Given information: Begin

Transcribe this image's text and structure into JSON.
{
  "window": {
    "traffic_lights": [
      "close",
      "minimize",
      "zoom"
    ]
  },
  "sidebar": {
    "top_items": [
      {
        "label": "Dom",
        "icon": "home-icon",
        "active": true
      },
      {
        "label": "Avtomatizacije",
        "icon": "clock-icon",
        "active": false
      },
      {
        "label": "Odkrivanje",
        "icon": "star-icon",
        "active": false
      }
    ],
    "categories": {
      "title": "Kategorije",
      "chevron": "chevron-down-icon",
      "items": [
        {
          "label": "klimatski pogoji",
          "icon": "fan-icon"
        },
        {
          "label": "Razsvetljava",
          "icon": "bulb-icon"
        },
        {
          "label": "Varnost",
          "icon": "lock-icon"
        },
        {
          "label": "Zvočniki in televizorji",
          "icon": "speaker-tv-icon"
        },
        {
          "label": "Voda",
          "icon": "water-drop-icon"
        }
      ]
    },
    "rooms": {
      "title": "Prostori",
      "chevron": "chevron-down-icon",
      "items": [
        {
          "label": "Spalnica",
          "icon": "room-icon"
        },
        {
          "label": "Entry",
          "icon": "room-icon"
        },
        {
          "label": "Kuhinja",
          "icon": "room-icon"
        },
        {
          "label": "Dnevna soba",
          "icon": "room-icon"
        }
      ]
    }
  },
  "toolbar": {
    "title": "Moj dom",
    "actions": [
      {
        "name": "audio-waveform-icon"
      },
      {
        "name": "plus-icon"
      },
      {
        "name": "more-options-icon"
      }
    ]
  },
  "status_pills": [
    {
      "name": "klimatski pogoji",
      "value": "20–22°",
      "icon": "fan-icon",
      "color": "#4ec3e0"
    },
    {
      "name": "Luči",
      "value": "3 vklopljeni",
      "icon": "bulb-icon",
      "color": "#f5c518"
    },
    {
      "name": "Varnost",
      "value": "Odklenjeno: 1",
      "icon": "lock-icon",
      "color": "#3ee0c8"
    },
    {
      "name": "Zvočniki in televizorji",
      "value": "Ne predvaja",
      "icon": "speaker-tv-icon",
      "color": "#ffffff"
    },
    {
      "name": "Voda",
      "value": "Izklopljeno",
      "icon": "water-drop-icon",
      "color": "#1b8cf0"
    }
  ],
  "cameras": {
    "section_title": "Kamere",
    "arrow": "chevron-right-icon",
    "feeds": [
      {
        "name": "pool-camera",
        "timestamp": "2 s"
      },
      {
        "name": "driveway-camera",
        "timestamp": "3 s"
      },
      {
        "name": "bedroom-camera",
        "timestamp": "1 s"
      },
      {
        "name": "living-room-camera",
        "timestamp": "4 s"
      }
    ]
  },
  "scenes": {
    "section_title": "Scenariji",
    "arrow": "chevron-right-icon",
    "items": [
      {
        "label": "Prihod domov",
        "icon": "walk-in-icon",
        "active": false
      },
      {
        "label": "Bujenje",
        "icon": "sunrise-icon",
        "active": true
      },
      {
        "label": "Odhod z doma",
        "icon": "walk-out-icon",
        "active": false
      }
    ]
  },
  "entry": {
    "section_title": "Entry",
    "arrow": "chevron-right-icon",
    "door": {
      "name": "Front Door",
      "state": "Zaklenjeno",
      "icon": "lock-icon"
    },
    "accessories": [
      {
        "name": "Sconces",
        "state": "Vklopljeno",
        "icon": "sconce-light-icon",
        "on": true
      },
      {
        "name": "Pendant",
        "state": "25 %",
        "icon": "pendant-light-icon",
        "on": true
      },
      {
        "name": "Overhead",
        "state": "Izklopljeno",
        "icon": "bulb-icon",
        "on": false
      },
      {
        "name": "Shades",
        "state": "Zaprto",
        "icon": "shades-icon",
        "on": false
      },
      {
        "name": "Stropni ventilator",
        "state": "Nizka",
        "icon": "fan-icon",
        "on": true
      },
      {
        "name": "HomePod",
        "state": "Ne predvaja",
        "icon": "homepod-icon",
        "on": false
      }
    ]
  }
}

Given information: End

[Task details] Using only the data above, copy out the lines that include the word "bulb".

[Answer to this task]
          "icon": "bulb-icon"
      "icon": "bulb-icon",
        "icon": "bulb-icon",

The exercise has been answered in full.